The armed forces in Egypt have a monopoly on organized violence, as they do in every state, and economic holdings unparalleled in most other countries, along with the support of the US and other imperialist powers. Here they also benefit from whatever legitimacy the state organs still hold in the eyes of the people. Not a few people would like to see a difference between the Mubarak-era generals in the ruling Supreme Council of the Armed Forces (SCAF) and the army as an institution they consider patriotic. This is because of its leadership of the 1952 revolution that finally expelled the British occupiers and its role in defending the country against subsequent invasions by Britain, France and Israel.

Many hoped that Mubarak's downfall would be followed by the adoption of a new constitution that would set the framework for bringing about some sort of social change. But the idea that the "rule of law" could reflect anything but which classes and organizations dominate society received a hard blow in March, when the army, working with the Muslim Brotherhood, old regime forces and state-owned and other reactionary media, successfully pushed through a referendum approving the continuation of the old constitution with a few changes for the worse. Unexpectedly, the voter turnout was extremely high, and more than 70 percent of the ballots approved the proposal. This emboldened the armed forces to publicly discuss scenarios such as the promulgation of articles for a new constitution by its own decree, or its own selection of the bulk of the members of the committee to write a new constitution that would give the military the last say on all major questions and continue to shield it from civilian oversight.

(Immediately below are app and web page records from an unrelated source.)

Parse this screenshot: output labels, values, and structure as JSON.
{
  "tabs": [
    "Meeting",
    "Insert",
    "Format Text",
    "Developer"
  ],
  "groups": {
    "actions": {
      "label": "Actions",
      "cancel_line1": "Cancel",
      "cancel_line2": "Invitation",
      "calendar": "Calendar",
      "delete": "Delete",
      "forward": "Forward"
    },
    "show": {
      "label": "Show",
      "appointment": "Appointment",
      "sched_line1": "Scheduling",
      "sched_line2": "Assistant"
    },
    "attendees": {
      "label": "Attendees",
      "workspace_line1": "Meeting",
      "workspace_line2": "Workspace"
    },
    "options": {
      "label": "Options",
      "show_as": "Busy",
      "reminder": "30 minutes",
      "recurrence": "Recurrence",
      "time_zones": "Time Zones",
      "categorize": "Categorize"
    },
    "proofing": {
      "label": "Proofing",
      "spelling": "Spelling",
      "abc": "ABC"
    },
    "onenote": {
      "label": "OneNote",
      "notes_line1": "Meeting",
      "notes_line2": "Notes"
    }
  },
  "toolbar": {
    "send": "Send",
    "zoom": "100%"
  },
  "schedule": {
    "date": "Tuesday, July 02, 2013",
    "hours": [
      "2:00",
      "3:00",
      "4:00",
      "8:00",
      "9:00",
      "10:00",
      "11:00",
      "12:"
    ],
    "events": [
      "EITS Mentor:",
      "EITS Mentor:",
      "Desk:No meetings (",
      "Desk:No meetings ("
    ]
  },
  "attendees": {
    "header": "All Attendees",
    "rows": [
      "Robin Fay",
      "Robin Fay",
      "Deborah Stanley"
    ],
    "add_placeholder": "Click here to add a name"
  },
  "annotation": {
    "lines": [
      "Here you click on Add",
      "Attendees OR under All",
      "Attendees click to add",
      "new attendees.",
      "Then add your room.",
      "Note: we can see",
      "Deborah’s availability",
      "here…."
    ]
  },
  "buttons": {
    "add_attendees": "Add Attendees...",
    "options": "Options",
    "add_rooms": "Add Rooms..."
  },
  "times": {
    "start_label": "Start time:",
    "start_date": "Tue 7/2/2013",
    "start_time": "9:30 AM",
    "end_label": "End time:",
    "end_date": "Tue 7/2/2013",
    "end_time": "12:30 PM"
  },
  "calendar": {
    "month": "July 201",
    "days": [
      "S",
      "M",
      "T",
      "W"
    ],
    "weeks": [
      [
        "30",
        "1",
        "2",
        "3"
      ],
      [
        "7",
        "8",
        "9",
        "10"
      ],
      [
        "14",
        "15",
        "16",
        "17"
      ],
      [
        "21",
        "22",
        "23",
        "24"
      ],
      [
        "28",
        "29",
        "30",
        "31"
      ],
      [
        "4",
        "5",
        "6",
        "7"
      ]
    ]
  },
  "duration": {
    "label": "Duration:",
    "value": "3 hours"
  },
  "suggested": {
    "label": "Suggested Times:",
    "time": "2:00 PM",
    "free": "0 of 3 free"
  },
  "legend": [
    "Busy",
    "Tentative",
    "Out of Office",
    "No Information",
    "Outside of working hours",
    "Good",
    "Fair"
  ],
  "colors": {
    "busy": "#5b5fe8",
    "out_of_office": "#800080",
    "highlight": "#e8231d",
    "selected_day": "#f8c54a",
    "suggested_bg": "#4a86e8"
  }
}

The process of parliamentary elections is scheduled to begin in late November and last through January. At first the military promised it would govern for only six months. Now it says it will turn over power to a civilian president in 2013. Most people once saw the election of a parliament and its selection of a committee to write a new constitution as a possible peaceful pathway to change. Now a few have concluded that the real purpose of this process is to re-legitimize the state and disperse the flames that still flair up in the street, both aspects meant to make revolutionary change more difficult, without changing anything basic in society. But even those who still hold out hope for parliamentary democracy in a general way have decided that at this point, the only open question is whether the new parliament will be a circus of disparate forces unwilling and unable to change anything, or one dominated by Islamists seeking to move society backward.

Already, even those forces that identify with the revolt who are most focused on electoral activity are pessimistic about the outcome. The only ones who seem to be looking forward to the polling are the Islamists, above all the Muslim Brotherhood, which opposed the revolt in the beginning, and the Salafists, fundamentalists who hold that Egyptians should live more like Muslims in Mohammed's day, a society of women in burkas and men in beards and robes, though everyone would still have a mobile (cell phone).


_________________
يجب ان نجرؤ على النضال وعلى الانتصار - ماو
avatar
Admin
Admin

عدد الرسائل : 116
العمر : 34
تاريخ التسجيل : 24/08/2007

الرجوع الى أعلى الصفحة اذهب الى الأسفل

استعرض الموضوع السابق استعرض الموضوع التالي الرجوع الى أعلى الصفحة

- مواضيع مماثلة

 
صلاحيات هذا المنتدى:
لاتستطيع الرد على المواضيع في هذا المنتدى